Task goal:
Your task is to copy each line of the material below that includes "JSON".
(Records supplied begins)
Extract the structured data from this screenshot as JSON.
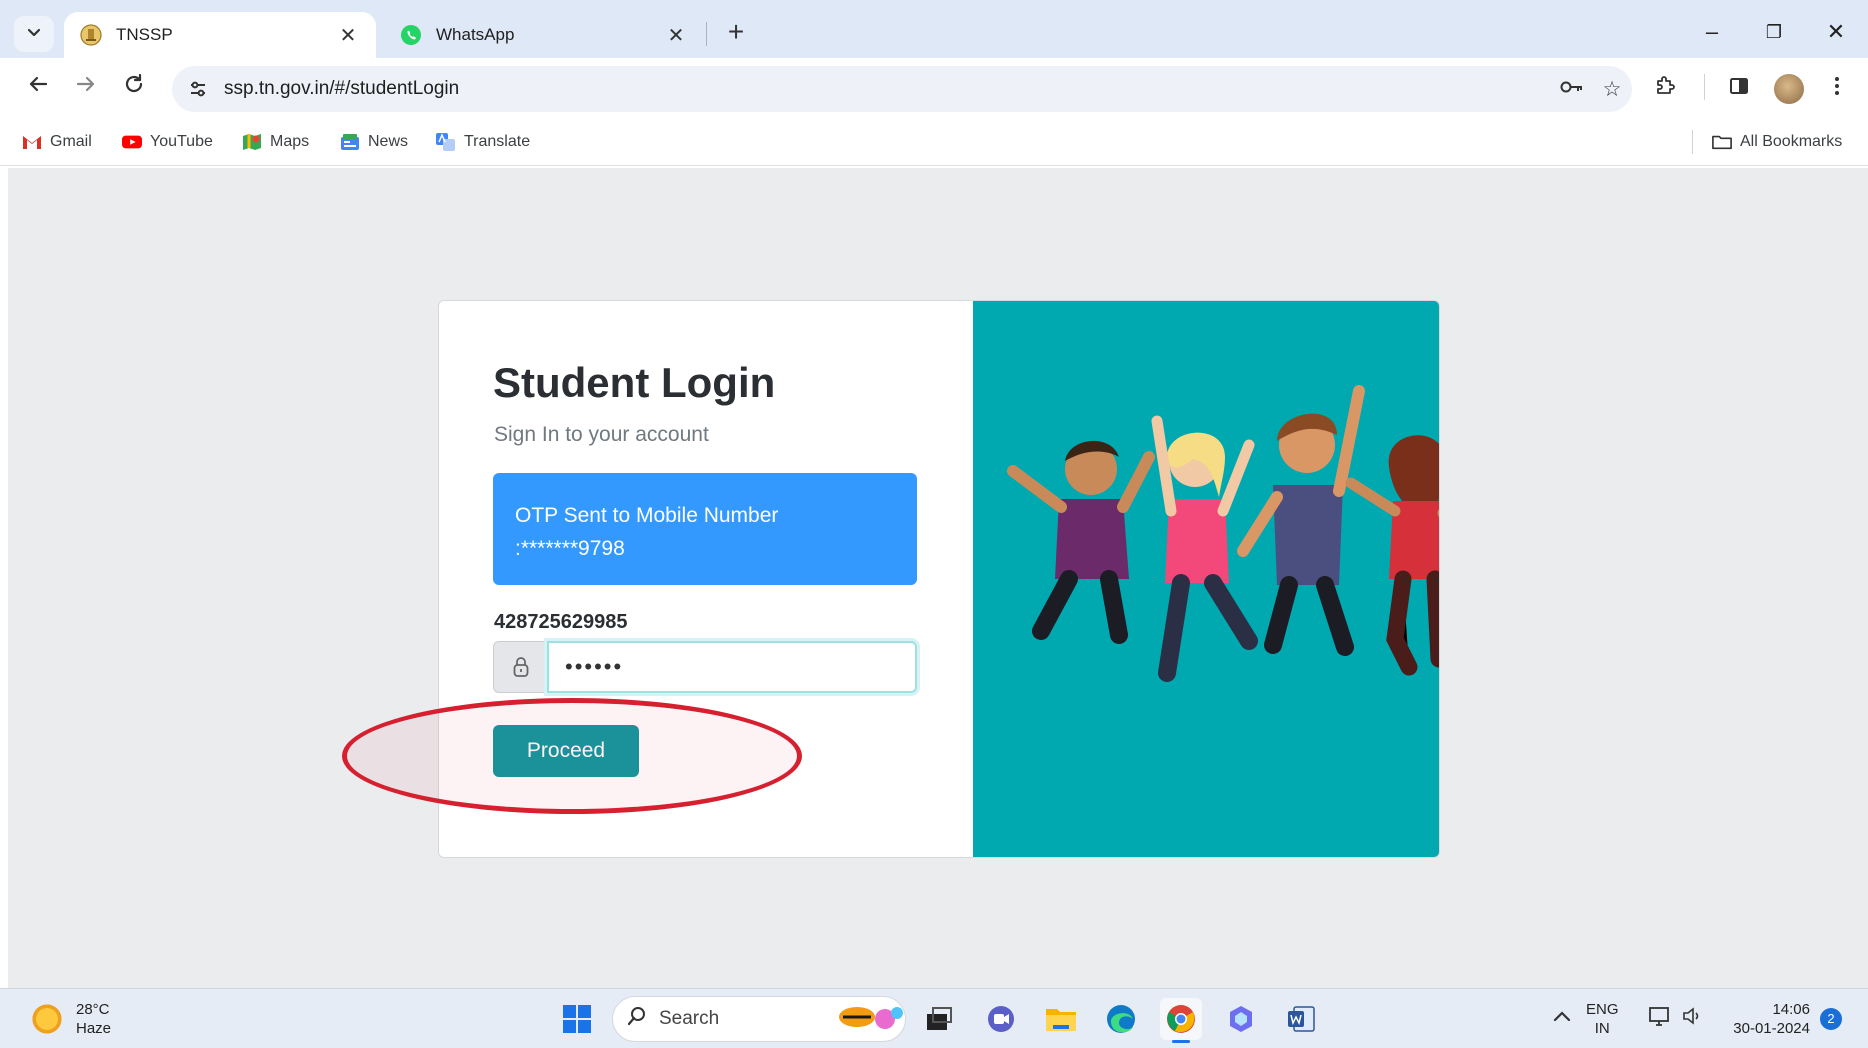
{
  "browser": {
    "tabs": [
      {
        "title": "TNSSP",
        "active": true
      },
      {
        "title": "WhatsApp",
        "active": false
      }
    ],
    "close_glyph": "✕",
    "new_tab_glyph": "+",
    "url": "ssp.tn.gov.in/#/studentLogin",
    "window_controls": {
      "minimize": "–",
      "restore": "❐",
      "close": "✕"
    }
  },
  "bookmarks": {
    "items": [
      {
        "label": "Gmail",
        "icon": "gmail-icon"
      },
      {
        "label": "YouTube",
        "icon": "youtube-icon"
      },
      {
        "label": "Maps",
        "icon": "maps-icon"
      },
      {
        "label": "News",
        "icon": "news-icon"
      },
      {
        "label": "Translate",
        "icon": "translate-icon"
      }
    ],
    "all_bookmarks": "All Bookmarks"
  },
  "login": {
    "title": "Student Login",
    "subtitle": "Sign In to your account",
    "alert_line1": "OTP Sent to Mobile Number",
    "alert_line2": ":*******9798",
    "aadhaar_number": "428725629985",
    "otp_value": "••••••",
    "proceed_label": "Proceed"
  },
  "colors": {
    "primary_teal": "#0f9aa0",
    "panel_teal": "#00a8b0",
    "alert_blue": "#3399ff",
    "annotation_red": "#d62030"
  },
  "taskbar": {
    "temperature": "28°C",
    "condition": "Haze",
    "search_label": "Search",
    "language_top": "ENG",
    "language_bottom": "IN",
    "time": "14:06",
    "date": "30-01-2024",
    "notification_count": "2"
  }
}
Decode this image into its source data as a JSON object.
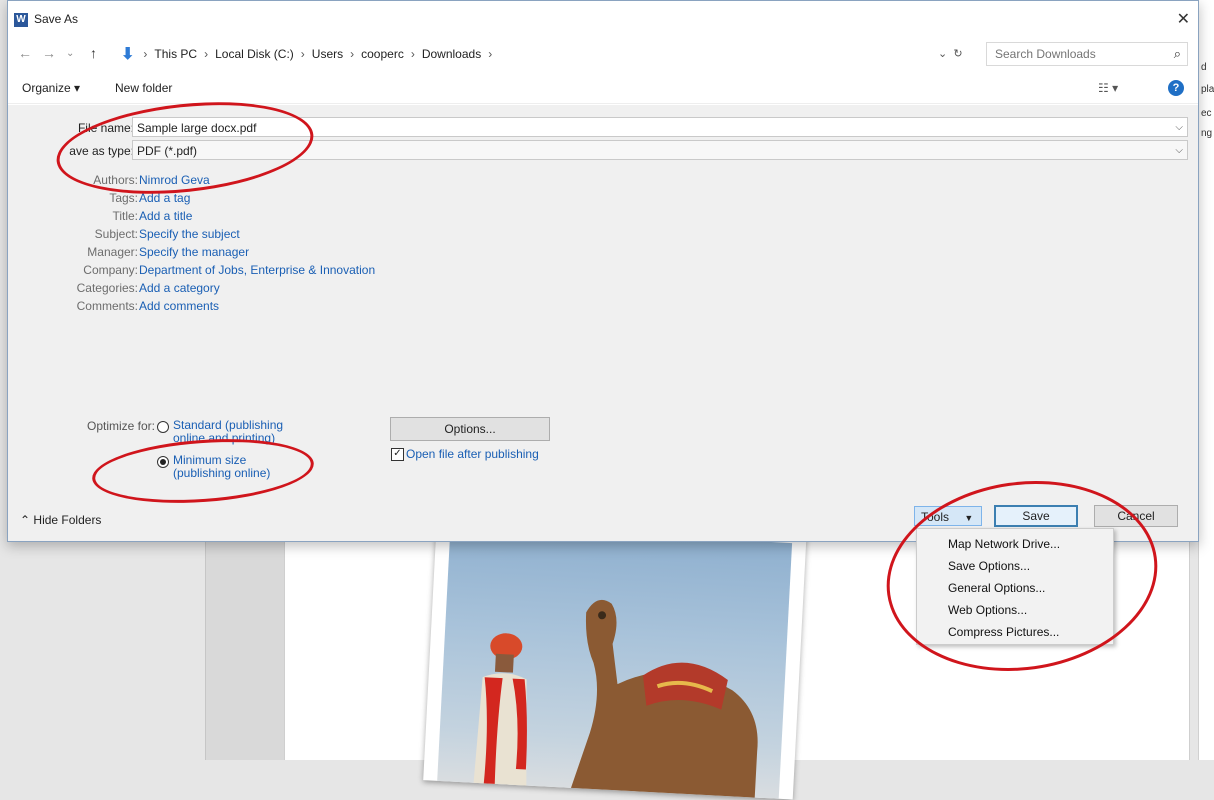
{
  "window": {
    "title": "Save As"
  },
  "nav": {
    "breadcrumbs": [
      "This PC",
      "Local Disk (C:)",
      "Users",
      "cooperc",
      "Downloads"
    ],
    "search_placeholder": "Search Downloads"
  },
  "toolbar": {
    "organize": "Organize ▾",
    "new_folder": "New folder"
  },
  "fields": {
    "file_name_label": "File name:",
    "file_name_value": "Sample large docx.pdf",
    "save_type_label": "ave as type:",
    "save_type_value": "PDF (*.pdf)"
  },
  "meta": [
    {
      "label": "Authors:",
      "value": "Nimrod Geva"
    },
    {
      "label": "Tags:",
      "value": "Add a tag"
    },
    {
      "label": "Title:",
      "value": "Add a title"
    },
    {
      "label": "Subject:",
      "value": "Specify the subject"
    },
    {
      "label": "Manager:",
      "value": "Specify the manager"
    },
    {
      "label": "Company:",
      "value": "Department of Jobs, Enterprise & Innovation"
    },
    {
      "label": "Categories:",
      "value": "Add a category"
    },
    {
      "label": "Comments:",
      "value": "Add comments"
    }
  ],
  "optimize": {
    "label": "Optimize for:",
    "standard_line1": "Standard (publishing",
    "standard_line2": "online and printing)",
    "minimum_line1": "Minimum size",
    "minimum_line2": "(publishing online)",
    "selected": "minimum"
  },
  "options_button": "Options...",
  "open_after": "Open file after publishing",
  "footer": {
    "hide_folders": "Hide Folders",
    "tools": "Tools",
    "save": "Save",
    "cancel": "Cancel"
  },
  "tools_menu": [
    "Map Network Drive...",
    "Save Options...",
    "General Options...",
    "Web Options...",
    "Compress Pictures..."
  ],
  "right_edge_fragments": [
    "d",
    "pla",
    "ec",
    "ng"
  ],
  "colors": {
    "annotation": "#d0151c",
    "link": "#1a5fb4",
    "word_brand": "#2b579a"
  }
}
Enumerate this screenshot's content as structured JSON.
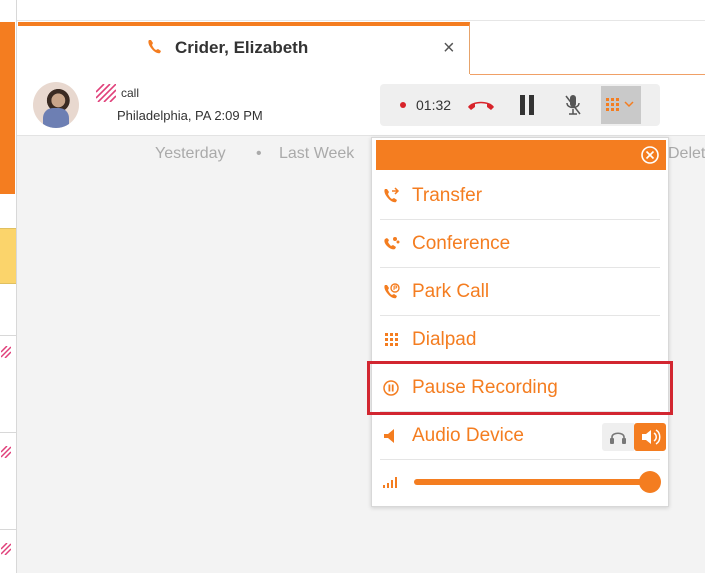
{
  "tab": {
    "title": "Crider, Elizabeth",
    "close": "×"
  },
  "call": {
    "type": "call",
    "location": "Philadelphia, PA 2:09 PM",
    "timer": "01:32"
  },
  "filters": [
    "Yesterday",
    "Last Week",
    "Delete"
  ],
  "filter_separator": "•",
  "menu": {
    "items": [
      {
        "label": "Transfer",
        "icon": "transfer-icon"
      },
      {
        "label": "Conference",
        "icon": "conference-icon"
      },
      {
        "label": "Park Call",
        "icon": "park-call-icon"
      },
      {
        "label": "Dialpad",
        "icon": "dialpad-icon"
      },
      {
        "label": "Pause Recording",
        "icon": "pause-recording-icon"
      },
      {
        "label": "Audio Device",
        "icon": "audio-device-icon"
      }
    ],
    "volume_level": 1.0
  },
  "colors": {
    "accent": "#f47d20",
    "highlight": "#d22630",
    "recording": "#d8232a"
  }
}
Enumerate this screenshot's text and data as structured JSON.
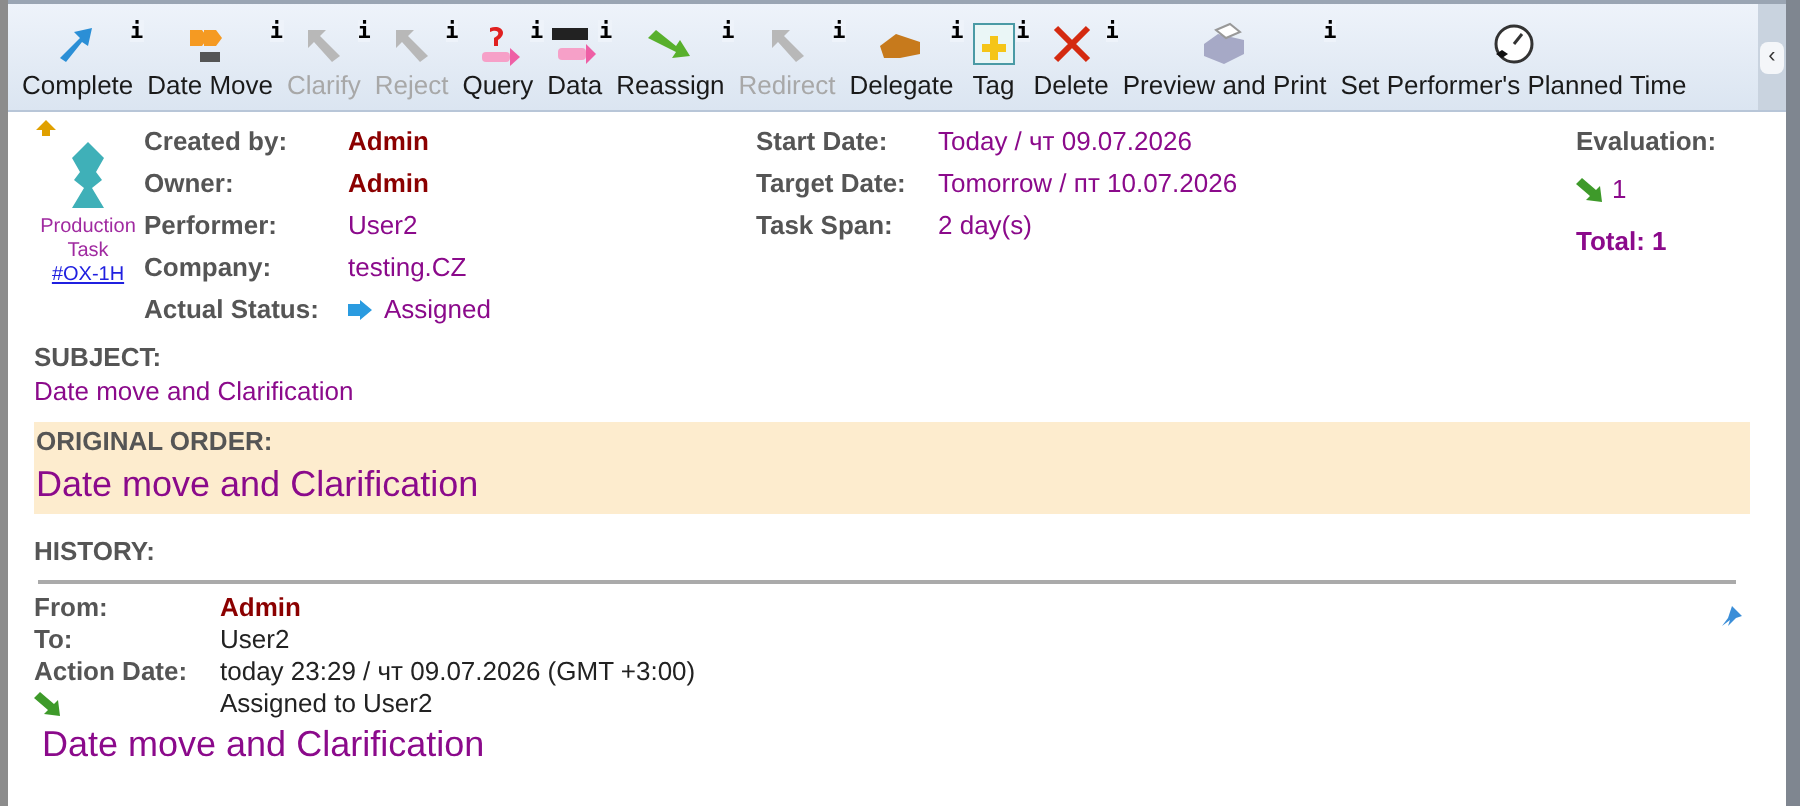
{
  "toolbar": {
    "buttons": [
      {
        "label": "Complete",
        "kind": "complete",
        "disabled": false,
        "info": "i"
      },
      {
        "label": "Date Move",
        "kind": "datemove",
        "disabled": false,
        "info": "i"
      },
      {
        "label": "Clarify",
        "kind": "clarify",
        "disabled": true,
        "info": "i"
      },
      {
        "label": "Reject",
        "kind": "reject",
        "disabled": true,
        "info": "i"
      },
      {
        "label": "Query",
        "kind": "query",
        "disabled": false,
        "info": "i"
      },
      {
        "label": "Data",
        "kind": "data",
        "disabled": false,
        "info": "i"
      },
      {
        "label": "Reassign",
        "kind": "reassign",
        "disabled": false,
        "info": "i"
      },
      {
        "label": "Redirect",
        "kind": "redirect",
        "disabled": true,
        "info": "i"
      },
      {
        "label": "Delegate",
        "kind": "delegate",
        "disabled": false,
        "info": "i"
      },
      {
        "label": "Tag",
        "kind": "tag",
        "disabled": false,
        "info": "i"
      },
      {
        "label": "Delete",
        "kind": "delete",
        "disabled": false,
        "info": "i"
      },
      {
        "label": "Preview and Print",
        "kind": "print",
        "disabled": false,
        "info": "i"
      },
      {
        "label": "Set Performer's Planned Time",
        "kind": "clock",
        "disabled": false
      }
    ],
    "scroll_button": "‹"
  },
  "task": {
    "type_label": "Production Task",
    "code": "#OX-1H"
  },
  "fields": [
    {
      "label": "Created by:",
      "value": "Admin",
      "kind": "user"
    },
    {
      "label": "Owner:",
      "value": "Admin",
      "kind": "user"
    },
    {
      "label": "Performer:",
      "value": "User2",
      "kind": "plain"
    },
    {
      "label": "Company:",
      "value": "testing.CZ",
      "kind": "plain"
    },
    {
      "label": "Actual Status:",
      "value": "Assigned",
      "kind": "status"
    }
  ],
  "dates": [
    {
      "label": "Start Date:",
      "value": "Today / чт 09.07.2026"
    },
    {
      "label": "Target Date:",
      "value": "Tomorrow / пт 10.07.2026"
    },
    {
      "label": "Task Span:",
      "value": "2 day(s)"
    }
  ],
  "evaluation": {
    "title": "Evaluation:",
    "count": "1",
    "total": "Total: 1"
  },
  "subject": {
    "title": "SUBJECT:",
    "text": "Date move and Clarification"
  },
  "original_order": {
    "title": "ORIGINAL ORDER:",
    "text": "Date move and Clarification"
  },
  "history": {
    "title": "HISTORY:",
    "entries": [
      {
        "from_label": "From:",
        "from": "Admin",
        "to_label": "To:",
        "to": "User2",
        "date_label": "Action Date:",
        "date": "today 23:29 / чт 09.07.2026 (GMT +3:00)",
        "action": "Assigned to User2",
        "text": "Date move and Clarification"
      }
    ]
  }
}
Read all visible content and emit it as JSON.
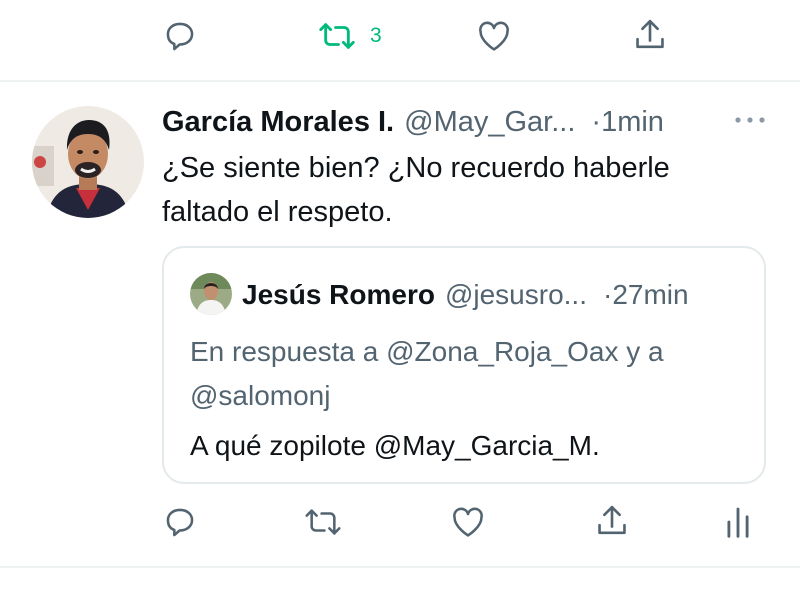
{
  "previous_tweet_actions": {
    "retweet_count": "3",
    "colors": {
      "icon": "#536471",
      "retweet_active": "#00ba7c"
    }
  },
  "tweet": {
    "author_name": "García Morales I.",
    "author_handle": "@May_Gar...",
    "time": "·1min",
    "text_line1": "¿Se siente bien? ¿No recuerdo haberle",
    "text_line2": "faltado el respeto."
  },
  "quoted_tweet": {
    "author_name": "Jesús Romero",
    "author_handle": "@jesusro...",
    "time": "·27min",
    "reply_line1": "En respuesta a @Zona_Roja_Oax y a",
    "reply_line2": "@salomonj",
    "text": "A qué zopilote @May_Garcia_M."
  },
  "icons": [
    "reply-icon",
    "retweet-icon",
    "like-icon",
    "share-icon",
    "more-icon",
    "analytics-icon"
  ]
}
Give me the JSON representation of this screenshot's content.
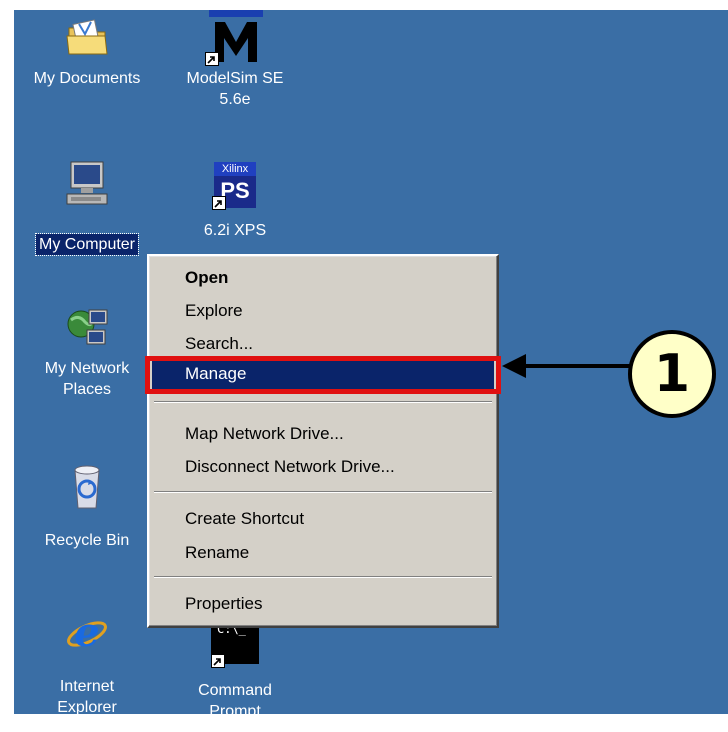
{
  "desktop": {
    "icons": [
      {
        "name": "My Documents",
        "icon": "folder-icon"
      },
      {
        "name": "ModelSim SE 5.6e",
        "icon": "modelsim-icon",
        "line1": "ModelSim SE",
        "line2": "5.6e",
        "logo_text": "M"
      },
      {
        "name": "My Computer",
        "icon": "computer-icon",
        "selected": true
      },
      {
        "name": "6.2i XPS",
        "icon": "xilinx-icon",
        "logo_top": "Xilinx",
        "logo_bottom": "PS"
      },
      {
        "name": "My Network Places",
        "icon": "network-icon",
        "line1": "My Network",
        "line2": "Places"
      },
      {
        "name": "Recycle Bin",
        "icon": "recycle-bin-icon"
      },
      {
        "name": "Internet Explorer",
        "icon": "ie-icon",
        "line1": "Internet",
        "line2": "Explorer"
      },
      {
        "name": "Command Prompt",
        "icon": "cmd-icon",
        "line1": "Command",
        "line2": "Prompt",
        "logo_text": "C:\\_"
      }
    ]
  },
  "context_menu": {
    "items": [
      "Open",
      "Explore",
      "Search...",
      "Manage",
      "Map Network Drive...",
      "Disconnect Network Drive...",
      "Create Shortcut",
      "Rename",
      "Properties"
    ],
    "default_item": "Open",
    "highlighted_item": "Manage"
  },
  "annotation": {
    "callout_number": "1",
    "highlight_color": "#e01010"
  },
  "colors": {
    "desktop": "#3a6ea5",
    "menu": "#d4d0c8",
    "selection": "#0a246a"
  }
}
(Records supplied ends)
Response:
Extract the structured data from this screenshot as JSON.
Decode this image into its source data as a JSON object.
Enumerate this screenshot's content as structured JSON.
Enumerate this screenshot's text and data as structured JSON.
Read all visible content and emit it as JSON.
Give me the JSON representation of this screenshot's content.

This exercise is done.